----- DATASET CONTENT

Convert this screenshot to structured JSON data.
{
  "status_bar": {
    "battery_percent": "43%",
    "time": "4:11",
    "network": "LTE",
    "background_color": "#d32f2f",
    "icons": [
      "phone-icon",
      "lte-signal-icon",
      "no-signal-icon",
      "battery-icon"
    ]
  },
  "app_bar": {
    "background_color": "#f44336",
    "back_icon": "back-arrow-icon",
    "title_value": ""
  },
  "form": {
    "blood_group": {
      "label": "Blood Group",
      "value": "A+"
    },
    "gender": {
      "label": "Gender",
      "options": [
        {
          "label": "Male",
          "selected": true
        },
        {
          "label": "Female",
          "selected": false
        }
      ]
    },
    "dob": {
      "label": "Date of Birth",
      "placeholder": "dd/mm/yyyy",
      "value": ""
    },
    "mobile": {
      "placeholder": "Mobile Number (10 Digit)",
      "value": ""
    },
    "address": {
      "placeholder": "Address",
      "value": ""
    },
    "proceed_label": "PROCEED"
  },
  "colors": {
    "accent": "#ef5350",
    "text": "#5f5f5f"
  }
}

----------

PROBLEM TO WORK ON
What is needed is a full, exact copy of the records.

SOLUTION FOR THIS EXERCISE
Convert this screenshot to structured JSON data.
{
  "status_bar": {
    "battery_percent": "43%",
    "time": "4:11",
    "network": "LTE",
    "background_color": "#d32f2f",
    "icons": [
      "phone-icon",
      "lte-signal-icon",
      "no-signal-icon",
      "battery-icon"
    ]
  },
  "app_bar": {
    "background_color": "#f44336",
    "back_icon": "back-arrow-icon",
    "title_value": ""
  },
  "form": {
    "blood_group": {
      "label": "Blood Group",
      "value": "A+"
    },
    "gender": {
      "label": "Gender",
      "options": [
        {
          "label": "Male",
          "selected": true
        },
        {
          "label": "Female",
          "selected": false
        }
      ]
    },
    "dob": {
      "label": "Date of Birth",
      "placeholder": "dd/mm/yyyy",
      "value": ""
    },
    "mobile": {
      "placeholder": "Mobile Number (10 Digit)",
      "value": ""
    },
    "address": {
      "placeholder": "Address",
      "value": ""
    },
    "proceed_label": "PROCEED"
  },
  "colors": {
    "accent": "#ef5350",
    "text": "#5f5f5f"
  }
}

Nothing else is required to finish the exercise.